- [Work request]:
All of the data should be reproduced word for word, though its pictures must be omitted.

- [Data under study]:
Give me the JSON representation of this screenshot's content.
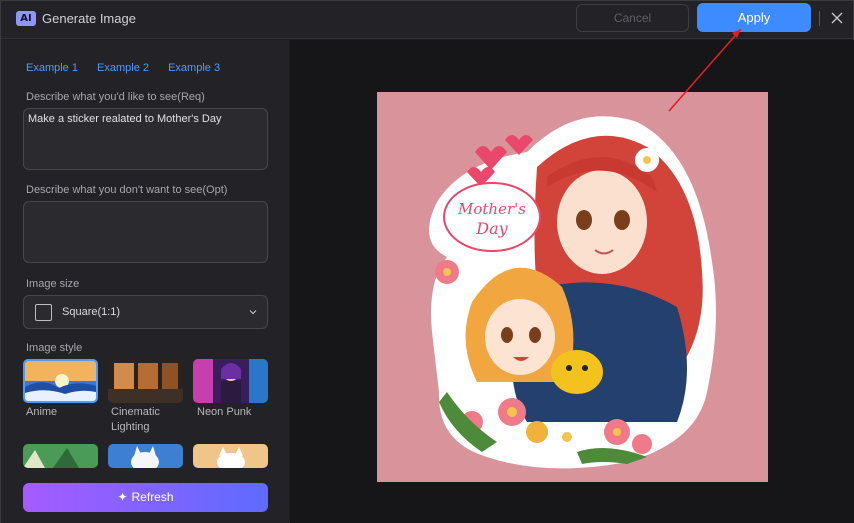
{
  "window": {
    "title": "Generate Image",
    "badge": "AI"
  },
  "header": {
    "cancel_label": "Cancel",
    "apply_label": "Apply"
  },
  "examples": [
    "Example 1",
    "Example 2",
    "Example 3"
  ],
  "prompt": {
    "label": "Describe what you'd like to see(Req)",
    "value": "Make a sticker realated to Mother's Day"
  },
  "negative_prompt": {
    "label": "Describe what you don't want to see(Opt)",
    "value": ""
  },
  "image_size": {
    "label": "Image size",
    "selected": "Square(1:1)"
  },
  "image_style": {
    "label": "Image style",
    "options": [
      {
        "label": "Anime",
        "selected": true
      },
      {
        "label": "Cinematic Lighting",
        "line1": "Cinematic",
        "line2": "Lighting",
        "selected": false
      },
      {
        "label": "Neon Punk",
        "selected": false
      }
    ]
  },
  "refresh_label": "Refresh",
  "preview": {
    "sticker_text_1": "Mother's",
    "sticker_text_2": "Day"
  },
  "colors": {
    "accent": "#3d8bff",
    "link": "#4d9bff",
    "canvas_bg": "#d9939a"
  }
}
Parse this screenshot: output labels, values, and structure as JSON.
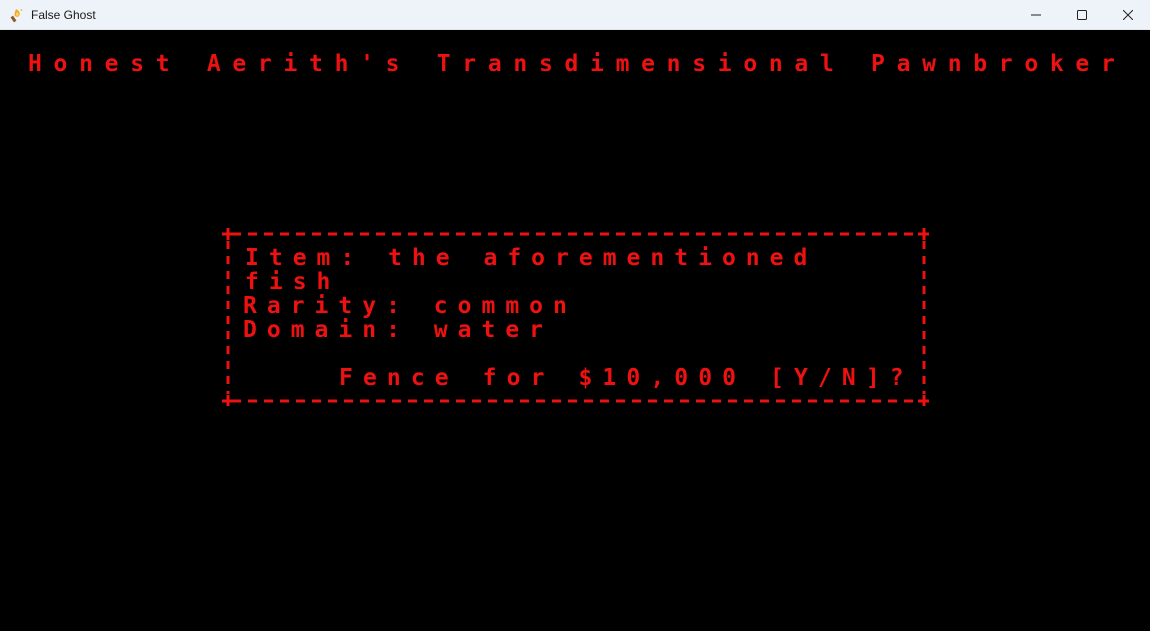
{
  "window": {
    "title": "False Ghost",
    "icon": "torch-icon",
    "controls": {
      "minimize": "minimize-icon",
      "maximize": "maximize-icon",
      "close": "close-icon"
    }
  },
  "screen": {
    "text_color": "#ee1111",
    "background": "#000000",
    "shop_title": "Honest Aerith's Transdimensional Pawnbroker",
    "dialog": {
      "item_line": "Item: the aforementioned",
      "item_line_cont": "fish",
      "rarity_line": "Rarity: common",
      "domain_line": "Domain: water",
      "prompt": "Fence for $10,000 [Y/N]?"
    }
  }
}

- [Response to this exercise]:
Give me the JSON representation of this screenshot's content.
{
  "window": {
    "title": "Generate Image",
    "badge": "AI"
  },
  "header": {
    "cancel_label": "Cancel",
    "apply_label": "Apply"
  },
  "examples": [
    "Example 1",
    "Example 2",
    "Example 3"
  ],
  "prompt": {
    "label": "Describe what you'd like to see(Req)",
    "value": "Make a sticker realated to Mother's Day"
  },
  "negative_prompt": {
    "label": "Describe what you don't want to see(Opt)",
    "value": ""
  },
  "image_size": {
    "label": "Image size",
    "selected": "Square(1:1)"
  },
  "image_style": {
    "label": "Image style",
    "options": [
      {
        "label": "Anime",
        "selected": true
      },
      {
        "label": "Cinematic Lighting",
        "line1": "Cinematic",
        "line2": "Lighting",
        "selected": false
      },
      {
        "label": "Neon Punk",
        "selected": false
      }
    ]
  },
  "refresh_label": "Refresh",
  "preview": {
    "sticker_text_1": "Mother's",
    "sticker_text_2": "Day"
  },
  "colors": {
    "accent": "#3d8bff",
    "link": "#4d9bff",
    "canvas_bg": "#d9939a"
  }
}
Parse this screenshot: output labels, values, and structure as JSON.
{
  "window": {
    "title": "False Ghost",
    "icon": "torch-icon",
    "controls": {
      "minimize": "minimize-icon",
      "maximize": "maximize-icon",
      "close": "close-icon"
    }
  },
  "screen": {
    "text_color": "#ee1111",
    "background": "#000000",
    "shop_title": "Honest Aerith's Transdimensional Pawnbroker",
    "dialog": {
      "item_line": "Item: the aforementioned",
      "item_line_cont": "fish",
      "rarity_line": "Rarity: common",
      "domain_line": "Domain: water",
      "prompt": "Fence for $10,000 [Y/N]?"
    }
  }
}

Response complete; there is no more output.